The original, very long interview is here. Below are the controversial highlights (page 13 of the web page)
The Plowboy Interviews spotlights Amory Lovins, energy Analyst and environmentalist and author of the 1976 essay, "Energy Strategy: The Road Not Taken?"
By the MOTHER EARTH NEWS editors | November/December 1977
Mother Earth: it wasn't so long ago that our energy leaders were pointing at atomic fission as the panacea that would — in a couple of decades — solve all our energy worries forever.
Amory Lovins: Yes. And now it seems that many people have begun to say the same sorts of things about nuclear fusion. The people who are always saying "something will come along to save us" are now pointing to fusion.
Mother Earth: What do you think of fusion's potential?
Amory Lovins: I used to think it would be a good idea to try to build a fusion reactor, but I don't think so anymore, for three reasons.
First, fusion will — at least with the designs we're pursuing now — be rather dirty. It won't be quite as bad as fast breeder reactors, but it won't be clean enough to be attractive. You'll still have the problem of what to do with radioactive wastes. But even if — contrary to most fusion experts' expectations — fusion turns out to be a clean source of energy as advertised, I think we would lack the discipline to use it with restraint.

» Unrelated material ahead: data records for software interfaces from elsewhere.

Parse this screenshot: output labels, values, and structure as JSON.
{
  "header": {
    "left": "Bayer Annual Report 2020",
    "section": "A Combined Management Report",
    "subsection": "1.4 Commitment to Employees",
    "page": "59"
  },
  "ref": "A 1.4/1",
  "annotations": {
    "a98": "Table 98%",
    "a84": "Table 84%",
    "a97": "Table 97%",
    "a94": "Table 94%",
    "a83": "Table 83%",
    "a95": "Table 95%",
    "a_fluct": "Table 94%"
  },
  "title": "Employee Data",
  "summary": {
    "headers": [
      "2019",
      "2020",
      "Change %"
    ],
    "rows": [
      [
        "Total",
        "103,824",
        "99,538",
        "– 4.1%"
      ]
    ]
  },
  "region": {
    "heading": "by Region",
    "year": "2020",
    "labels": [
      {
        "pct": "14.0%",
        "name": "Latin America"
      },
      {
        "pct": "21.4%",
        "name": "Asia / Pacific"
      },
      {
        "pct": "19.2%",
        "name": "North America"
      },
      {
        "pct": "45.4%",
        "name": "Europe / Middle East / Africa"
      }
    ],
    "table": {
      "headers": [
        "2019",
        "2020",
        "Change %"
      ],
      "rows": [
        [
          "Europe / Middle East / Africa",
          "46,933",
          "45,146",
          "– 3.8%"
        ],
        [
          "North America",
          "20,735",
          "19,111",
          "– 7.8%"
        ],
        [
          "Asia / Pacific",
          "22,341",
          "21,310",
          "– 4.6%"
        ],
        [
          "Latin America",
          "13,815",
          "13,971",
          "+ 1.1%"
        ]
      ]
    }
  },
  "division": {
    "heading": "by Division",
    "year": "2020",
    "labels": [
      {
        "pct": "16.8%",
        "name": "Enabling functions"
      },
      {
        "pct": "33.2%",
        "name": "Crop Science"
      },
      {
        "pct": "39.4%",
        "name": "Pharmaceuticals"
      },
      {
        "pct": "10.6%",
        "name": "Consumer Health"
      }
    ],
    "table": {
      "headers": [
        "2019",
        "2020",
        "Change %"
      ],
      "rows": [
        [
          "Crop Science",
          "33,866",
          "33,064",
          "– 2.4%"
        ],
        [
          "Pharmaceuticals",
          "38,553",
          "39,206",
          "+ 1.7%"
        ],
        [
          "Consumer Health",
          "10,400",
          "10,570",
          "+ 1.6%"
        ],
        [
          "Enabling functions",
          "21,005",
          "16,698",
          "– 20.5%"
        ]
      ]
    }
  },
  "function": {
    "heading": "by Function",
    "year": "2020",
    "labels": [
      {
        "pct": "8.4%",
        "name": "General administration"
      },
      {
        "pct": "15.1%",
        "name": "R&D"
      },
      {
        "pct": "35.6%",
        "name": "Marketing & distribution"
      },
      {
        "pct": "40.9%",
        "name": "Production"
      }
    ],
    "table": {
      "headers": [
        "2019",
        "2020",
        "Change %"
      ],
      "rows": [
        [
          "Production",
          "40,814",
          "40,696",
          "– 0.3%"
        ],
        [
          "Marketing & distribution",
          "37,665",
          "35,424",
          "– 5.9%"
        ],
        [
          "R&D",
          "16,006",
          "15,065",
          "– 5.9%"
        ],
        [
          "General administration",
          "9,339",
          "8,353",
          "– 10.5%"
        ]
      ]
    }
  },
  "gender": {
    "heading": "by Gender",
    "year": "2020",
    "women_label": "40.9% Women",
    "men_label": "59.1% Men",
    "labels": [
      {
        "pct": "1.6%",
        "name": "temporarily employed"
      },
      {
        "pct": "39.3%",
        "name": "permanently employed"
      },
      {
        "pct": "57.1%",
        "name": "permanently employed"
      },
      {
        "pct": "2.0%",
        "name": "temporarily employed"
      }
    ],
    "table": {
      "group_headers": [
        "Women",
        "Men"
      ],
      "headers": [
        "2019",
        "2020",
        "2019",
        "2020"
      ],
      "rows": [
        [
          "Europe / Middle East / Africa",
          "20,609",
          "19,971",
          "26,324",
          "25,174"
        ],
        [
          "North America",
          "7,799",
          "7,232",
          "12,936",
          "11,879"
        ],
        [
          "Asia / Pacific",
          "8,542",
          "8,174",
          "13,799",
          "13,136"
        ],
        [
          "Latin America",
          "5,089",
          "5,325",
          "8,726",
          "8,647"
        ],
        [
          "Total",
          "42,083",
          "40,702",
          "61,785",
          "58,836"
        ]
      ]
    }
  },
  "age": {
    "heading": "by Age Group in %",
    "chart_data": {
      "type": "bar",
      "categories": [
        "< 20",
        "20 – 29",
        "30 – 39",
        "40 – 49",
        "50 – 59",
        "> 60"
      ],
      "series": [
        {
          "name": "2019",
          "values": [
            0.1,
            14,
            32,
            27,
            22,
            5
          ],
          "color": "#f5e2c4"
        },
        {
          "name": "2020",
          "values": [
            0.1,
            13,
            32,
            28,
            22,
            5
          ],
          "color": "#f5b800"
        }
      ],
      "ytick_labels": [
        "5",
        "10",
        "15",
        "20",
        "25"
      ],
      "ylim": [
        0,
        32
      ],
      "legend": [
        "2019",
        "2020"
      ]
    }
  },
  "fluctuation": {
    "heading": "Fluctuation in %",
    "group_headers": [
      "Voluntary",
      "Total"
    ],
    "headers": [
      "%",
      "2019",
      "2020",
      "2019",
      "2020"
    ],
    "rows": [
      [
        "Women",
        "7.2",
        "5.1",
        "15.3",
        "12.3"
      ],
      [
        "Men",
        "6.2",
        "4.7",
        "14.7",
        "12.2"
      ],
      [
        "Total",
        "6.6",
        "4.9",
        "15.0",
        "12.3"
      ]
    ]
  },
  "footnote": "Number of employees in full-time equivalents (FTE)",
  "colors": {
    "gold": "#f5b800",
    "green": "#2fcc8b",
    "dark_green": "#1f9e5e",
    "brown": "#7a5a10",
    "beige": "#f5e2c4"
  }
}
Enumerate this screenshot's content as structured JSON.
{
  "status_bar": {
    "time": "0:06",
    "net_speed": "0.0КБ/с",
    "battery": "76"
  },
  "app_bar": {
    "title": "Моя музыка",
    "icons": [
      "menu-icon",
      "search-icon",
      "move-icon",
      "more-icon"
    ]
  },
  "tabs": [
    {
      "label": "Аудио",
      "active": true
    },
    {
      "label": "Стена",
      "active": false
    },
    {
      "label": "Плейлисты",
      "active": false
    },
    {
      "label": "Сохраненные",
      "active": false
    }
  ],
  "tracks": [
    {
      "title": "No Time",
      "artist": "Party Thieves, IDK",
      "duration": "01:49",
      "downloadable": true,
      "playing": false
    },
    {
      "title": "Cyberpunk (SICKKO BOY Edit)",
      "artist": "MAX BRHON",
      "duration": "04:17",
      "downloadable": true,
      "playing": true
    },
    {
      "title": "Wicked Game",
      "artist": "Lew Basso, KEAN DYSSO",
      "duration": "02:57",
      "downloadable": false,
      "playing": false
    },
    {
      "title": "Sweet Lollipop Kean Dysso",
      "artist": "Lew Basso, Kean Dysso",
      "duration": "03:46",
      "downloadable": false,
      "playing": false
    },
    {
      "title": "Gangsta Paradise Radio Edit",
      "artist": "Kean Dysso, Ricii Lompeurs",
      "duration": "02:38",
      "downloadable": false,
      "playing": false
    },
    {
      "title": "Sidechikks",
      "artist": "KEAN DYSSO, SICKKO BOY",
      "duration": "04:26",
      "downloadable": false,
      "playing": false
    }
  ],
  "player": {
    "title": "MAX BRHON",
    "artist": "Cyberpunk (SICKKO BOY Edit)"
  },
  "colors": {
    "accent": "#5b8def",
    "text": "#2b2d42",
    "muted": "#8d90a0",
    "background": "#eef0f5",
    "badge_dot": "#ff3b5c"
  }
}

If you ask me, it'd be little short of disastrous for us to discover a source of clean, cheap, abundant energy because of what we would do with it. We ought to be looking for energy sources that are adequate for our needs, but that won't give us the excesses of concentrated energy with which we could do mischief to the earth or to each other.
Which brings me to my second point . . . namely, that fusion produces a lot of fast neutrons that could — and probably would — be used to make bomb materials. The kind of fusion research that involves compressing pellets by means of high-energy lasers is a technology that I think should be abandoned immediately because of its very worrisome military implications.
Thirdly, fusion is nothing but a very clever way to do something that we don't really want to do. That is, it's just another complex, costly, slow-to-deploy, centralized, high-technology way to make electricity. And that's not what we need.